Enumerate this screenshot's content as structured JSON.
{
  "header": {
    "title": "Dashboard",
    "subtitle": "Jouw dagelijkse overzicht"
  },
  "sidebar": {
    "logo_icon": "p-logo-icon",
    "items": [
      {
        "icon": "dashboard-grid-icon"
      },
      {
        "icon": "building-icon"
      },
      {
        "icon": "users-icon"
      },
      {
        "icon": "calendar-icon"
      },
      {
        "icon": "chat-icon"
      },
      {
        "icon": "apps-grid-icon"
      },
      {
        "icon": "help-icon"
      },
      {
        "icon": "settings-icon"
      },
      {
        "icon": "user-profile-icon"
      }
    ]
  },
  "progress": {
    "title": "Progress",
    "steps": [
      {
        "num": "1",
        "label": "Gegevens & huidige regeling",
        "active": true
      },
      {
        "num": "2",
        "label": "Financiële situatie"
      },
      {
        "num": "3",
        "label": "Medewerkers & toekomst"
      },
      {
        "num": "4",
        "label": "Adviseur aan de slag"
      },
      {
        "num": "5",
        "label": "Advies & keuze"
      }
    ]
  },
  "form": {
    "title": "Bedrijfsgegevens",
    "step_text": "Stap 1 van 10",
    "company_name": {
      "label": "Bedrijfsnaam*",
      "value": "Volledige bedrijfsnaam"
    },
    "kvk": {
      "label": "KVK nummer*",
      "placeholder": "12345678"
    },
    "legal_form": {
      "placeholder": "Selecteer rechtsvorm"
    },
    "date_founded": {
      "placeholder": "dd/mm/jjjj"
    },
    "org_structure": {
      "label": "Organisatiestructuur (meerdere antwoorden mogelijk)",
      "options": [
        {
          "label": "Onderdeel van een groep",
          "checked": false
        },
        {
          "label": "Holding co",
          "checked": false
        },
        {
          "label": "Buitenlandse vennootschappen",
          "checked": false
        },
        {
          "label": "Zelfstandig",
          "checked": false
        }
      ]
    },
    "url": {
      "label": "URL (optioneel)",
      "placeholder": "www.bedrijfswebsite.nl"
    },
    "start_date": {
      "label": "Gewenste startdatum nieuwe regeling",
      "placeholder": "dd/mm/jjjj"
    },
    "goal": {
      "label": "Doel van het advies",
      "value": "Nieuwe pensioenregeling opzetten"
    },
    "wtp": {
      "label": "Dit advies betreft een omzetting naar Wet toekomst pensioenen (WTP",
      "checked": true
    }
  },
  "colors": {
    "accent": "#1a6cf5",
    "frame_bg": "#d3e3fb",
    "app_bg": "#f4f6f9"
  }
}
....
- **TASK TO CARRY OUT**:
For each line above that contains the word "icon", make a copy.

- **EXERCISE OUTPUT**:
    "logo_icon": "p-logo-icon",
        "icon": "dashboard-grid-icon"
        "icon": "building-icon"
        "icon": "users-icon"
        "icon": "calendar-icon"
        "icon": "chat-icon"
        "icon": "apps-grid-icon"
        "icon": "help-icon"
        "icon": "settings-icon"
        "icon": "user-profile-icon"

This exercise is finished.